Our first post in this series (Ultra Messaging Is Also High-Throughput, High-Availability, Lower-TCO Messaging) covered, from a very high level, the performance benefits of highly-efficient messaging software by stressing that efficiency is the property of software that provides performance, whether you measure a single piece of data for “ultra-low latency”, or a large batch of data for throughput. Either way, ultimately, it’s all about extremely fast, lean, efficient execution. The way you choose to measure that performance is up to you, and depends on your needs.

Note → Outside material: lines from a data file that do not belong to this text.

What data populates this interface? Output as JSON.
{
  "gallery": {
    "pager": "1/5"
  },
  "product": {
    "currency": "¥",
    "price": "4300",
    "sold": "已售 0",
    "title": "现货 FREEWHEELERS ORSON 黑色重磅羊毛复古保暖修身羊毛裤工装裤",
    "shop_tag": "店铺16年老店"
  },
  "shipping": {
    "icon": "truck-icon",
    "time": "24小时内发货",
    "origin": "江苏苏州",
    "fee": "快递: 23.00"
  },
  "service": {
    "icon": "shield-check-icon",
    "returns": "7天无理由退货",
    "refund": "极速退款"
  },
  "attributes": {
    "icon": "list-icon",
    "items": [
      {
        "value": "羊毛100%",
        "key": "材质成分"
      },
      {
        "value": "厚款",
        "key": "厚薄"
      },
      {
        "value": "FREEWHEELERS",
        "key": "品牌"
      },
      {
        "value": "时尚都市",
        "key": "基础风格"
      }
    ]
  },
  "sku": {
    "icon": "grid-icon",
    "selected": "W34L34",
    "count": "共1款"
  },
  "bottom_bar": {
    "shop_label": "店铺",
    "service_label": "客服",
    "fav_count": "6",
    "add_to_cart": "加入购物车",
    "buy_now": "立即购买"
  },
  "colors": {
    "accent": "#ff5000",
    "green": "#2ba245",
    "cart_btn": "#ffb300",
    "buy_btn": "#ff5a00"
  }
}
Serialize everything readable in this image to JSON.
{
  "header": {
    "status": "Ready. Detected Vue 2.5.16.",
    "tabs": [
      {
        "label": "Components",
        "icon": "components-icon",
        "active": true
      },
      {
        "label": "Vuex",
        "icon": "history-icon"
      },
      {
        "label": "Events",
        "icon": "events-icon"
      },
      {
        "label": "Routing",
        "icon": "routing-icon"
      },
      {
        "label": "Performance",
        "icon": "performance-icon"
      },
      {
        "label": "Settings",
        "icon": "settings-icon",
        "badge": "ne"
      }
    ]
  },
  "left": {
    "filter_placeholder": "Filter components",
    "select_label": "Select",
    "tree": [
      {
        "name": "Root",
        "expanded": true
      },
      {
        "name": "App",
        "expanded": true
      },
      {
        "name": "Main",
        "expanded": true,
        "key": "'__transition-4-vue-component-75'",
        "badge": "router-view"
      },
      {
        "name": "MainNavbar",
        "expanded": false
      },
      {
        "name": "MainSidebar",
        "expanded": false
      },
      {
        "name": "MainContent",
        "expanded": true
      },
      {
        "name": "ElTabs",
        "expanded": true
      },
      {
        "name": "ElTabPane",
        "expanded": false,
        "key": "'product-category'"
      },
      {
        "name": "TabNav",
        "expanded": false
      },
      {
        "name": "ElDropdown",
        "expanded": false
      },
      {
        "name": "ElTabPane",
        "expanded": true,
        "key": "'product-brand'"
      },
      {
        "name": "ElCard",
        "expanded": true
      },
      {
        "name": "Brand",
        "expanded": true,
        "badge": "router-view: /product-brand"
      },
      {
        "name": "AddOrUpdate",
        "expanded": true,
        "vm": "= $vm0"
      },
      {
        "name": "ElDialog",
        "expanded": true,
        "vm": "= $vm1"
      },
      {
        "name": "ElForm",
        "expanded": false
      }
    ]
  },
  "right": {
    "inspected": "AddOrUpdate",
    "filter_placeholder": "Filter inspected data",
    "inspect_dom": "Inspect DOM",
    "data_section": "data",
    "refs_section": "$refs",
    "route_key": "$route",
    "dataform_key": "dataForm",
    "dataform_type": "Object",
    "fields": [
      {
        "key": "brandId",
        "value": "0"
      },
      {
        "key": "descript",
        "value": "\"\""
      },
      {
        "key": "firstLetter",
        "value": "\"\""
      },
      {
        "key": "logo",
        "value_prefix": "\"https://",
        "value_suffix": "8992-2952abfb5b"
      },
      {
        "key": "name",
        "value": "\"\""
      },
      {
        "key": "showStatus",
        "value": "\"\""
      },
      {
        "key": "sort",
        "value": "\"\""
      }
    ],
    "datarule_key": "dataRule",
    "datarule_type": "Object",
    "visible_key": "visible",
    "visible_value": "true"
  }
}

But extremely fast, lean, efficient execution has other benefits for the customer besides performance. For example, the same Ultra Messaging efficiency that provides very high performance also provides the foundation for many of the key features of enterprise-quality software, such as true 24×7 high availability, lower total cost of ownership (TCO), and robust reliability. In the earlier post, we just touched on these topics, but here we will discuss them in a bit more detail.
From fuel-efficient cars, to energy-efficient homes and office buildings, to saving time by shaving while reading Twitter on your smart phone and also making sure your kids eat their breakfast, efficiency is on our minds more and more today. And for very good reason.
Efficiency is one of the most sought-after qualities of any product or service, because it means more for your money compared to the competition, and therefore, more overall buyer satisfaction. The product works, it works well, it works when you need it, it doesn’t quit unexpectedly or too soon, and you would buy it again in the future. (more…)
Many companies today must send streaming data across the globe, quickly, which often means use of a shared resource: a WAN. Bandwidth for most WANs is usually restricted to something like 100Mb/sec, or even 10Mb/sec, which is often much slower than the high-speed LANs connected to either side of the WAN. This is especially true in the capital markets where ultra low latency messaging is key.
A link speed mismatch like this can present a problem. Say you’re running a 10Gb Ethernet LAN in New York, and sending data to London and Singapore over a 100Mb WAN link. While your streaming market data has an aggregate rate well below 100Mb, the spikes are many multiples of that aggregate rate. Those spikes are where your problems can begin. (more…)